It would be very easy to match naive dotted quads that simply consisted of four numbers with up to three digits, separated by dots. You might express that as:

pat = r'^(\d{1-3}){3}\.\d{1-3}$'

This code will indeed match every IPv4 address. But it will also match many things that are invalid, such as 992.0.100.13. Matching three-digit numbers that begin with 3-9 are definitely wrong. We can try to fix that oversight by allowing only acceptable hundreds digits:

pat = r'^([12]?\d{1-2}){3}\.[12]?\d{1-2}$'

This has far fewer false positives. It says “maybe start with a ‘1’ or a ‘2’, then follow that by one or two more digits” (repeating that for dotted quads). So far, so good: 992.0.100.13 is ruled out. But we still might accept which has an invalid first quad.

To fix the pattern we have to bite the bullet and list all and only quads we can allow. That is, if a quad starts with a ‘25’ and has three digits, the next digit can only be 0-5. And if it starts with a ‘2’ it definitely cannot have a digit more than 5 next.

pat = (

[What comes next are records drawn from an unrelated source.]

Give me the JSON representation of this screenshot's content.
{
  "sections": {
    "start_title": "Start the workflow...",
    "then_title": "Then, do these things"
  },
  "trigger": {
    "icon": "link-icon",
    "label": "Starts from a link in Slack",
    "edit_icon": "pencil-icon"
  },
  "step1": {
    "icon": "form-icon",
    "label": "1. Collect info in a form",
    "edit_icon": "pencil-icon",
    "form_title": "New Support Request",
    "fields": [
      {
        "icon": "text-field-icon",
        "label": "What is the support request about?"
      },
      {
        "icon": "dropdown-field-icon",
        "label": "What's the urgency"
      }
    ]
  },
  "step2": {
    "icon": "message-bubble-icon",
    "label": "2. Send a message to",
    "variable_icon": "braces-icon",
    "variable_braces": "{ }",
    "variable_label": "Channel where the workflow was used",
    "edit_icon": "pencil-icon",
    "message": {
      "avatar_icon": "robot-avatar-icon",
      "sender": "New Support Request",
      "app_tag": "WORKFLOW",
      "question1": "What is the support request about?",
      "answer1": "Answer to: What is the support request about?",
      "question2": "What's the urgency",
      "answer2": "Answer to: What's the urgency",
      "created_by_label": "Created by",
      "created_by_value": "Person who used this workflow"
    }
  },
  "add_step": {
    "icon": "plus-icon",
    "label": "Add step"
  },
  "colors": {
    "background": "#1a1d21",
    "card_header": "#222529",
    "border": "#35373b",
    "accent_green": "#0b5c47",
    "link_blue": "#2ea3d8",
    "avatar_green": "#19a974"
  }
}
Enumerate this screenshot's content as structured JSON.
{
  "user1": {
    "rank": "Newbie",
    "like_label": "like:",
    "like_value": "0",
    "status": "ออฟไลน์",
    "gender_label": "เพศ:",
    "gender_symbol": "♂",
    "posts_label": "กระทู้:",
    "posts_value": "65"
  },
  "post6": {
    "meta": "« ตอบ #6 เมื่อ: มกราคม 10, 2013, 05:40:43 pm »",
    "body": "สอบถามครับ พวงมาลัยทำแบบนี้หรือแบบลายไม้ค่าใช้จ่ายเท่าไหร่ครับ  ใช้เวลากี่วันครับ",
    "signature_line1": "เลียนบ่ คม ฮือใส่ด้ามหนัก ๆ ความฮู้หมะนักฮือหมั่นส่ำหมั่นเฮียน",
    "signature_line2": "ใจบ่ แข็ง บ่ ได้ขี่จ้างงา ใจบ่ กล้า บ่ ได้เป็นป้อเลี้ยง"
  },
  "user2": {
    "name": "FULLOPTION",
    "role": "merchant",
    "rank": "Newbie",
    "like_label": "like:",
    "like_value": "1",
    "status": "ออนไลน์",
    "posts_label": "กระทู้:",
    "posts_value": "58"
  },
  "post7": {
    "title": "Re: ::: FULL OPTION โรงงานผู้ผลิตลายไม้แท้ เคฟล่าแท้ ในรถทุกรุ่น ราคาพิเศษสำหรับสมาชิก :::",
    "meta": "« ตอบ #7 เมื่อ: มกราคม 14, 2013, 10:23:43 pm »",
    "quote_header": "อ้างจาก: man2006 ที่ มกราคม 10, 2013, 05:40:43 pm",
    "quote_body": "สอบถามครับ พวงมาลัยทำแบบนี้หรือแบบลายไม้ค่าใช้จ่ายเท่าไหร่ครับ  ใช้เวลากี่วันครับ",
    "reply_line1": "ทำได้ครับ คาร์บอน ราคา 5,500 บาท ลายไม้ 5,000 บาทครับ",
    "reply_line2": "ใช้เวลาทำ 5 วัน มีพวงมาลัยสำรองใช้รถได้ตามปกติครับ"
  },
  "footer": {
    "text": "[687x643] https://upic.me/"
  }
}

The pattern is a bit of a mouthful, but when we see how it is built up, the pattern becomes quite clear and elegant. All the stuff after the number quantifier {3} is just a repetition of the earlier subpattern. This is simply because we match three numbers that are followed by a period, but the final number must not be followed by anything.

The main subpattern is just an alternation of options. Maybe the quad looks like 25[0-5]. Or maybe it looks like 2[0-4]\d. These describe all the valid numbers in the 200+ range. For the rest, we get a little clever.

If the quad isn’t three digits beginning with a ‘2’, it can either be three-digits beginning with ‘1’ or ‘0’. Conventionally, leading zeros are dropped, but that is not required. However, two-digit or one-digit numbers are also common; any such two- or one-digit numbers are permitted. So we make the initial [01] optional, and also make the final digit optional with \d?. This gives all and only the remaining permissible quads.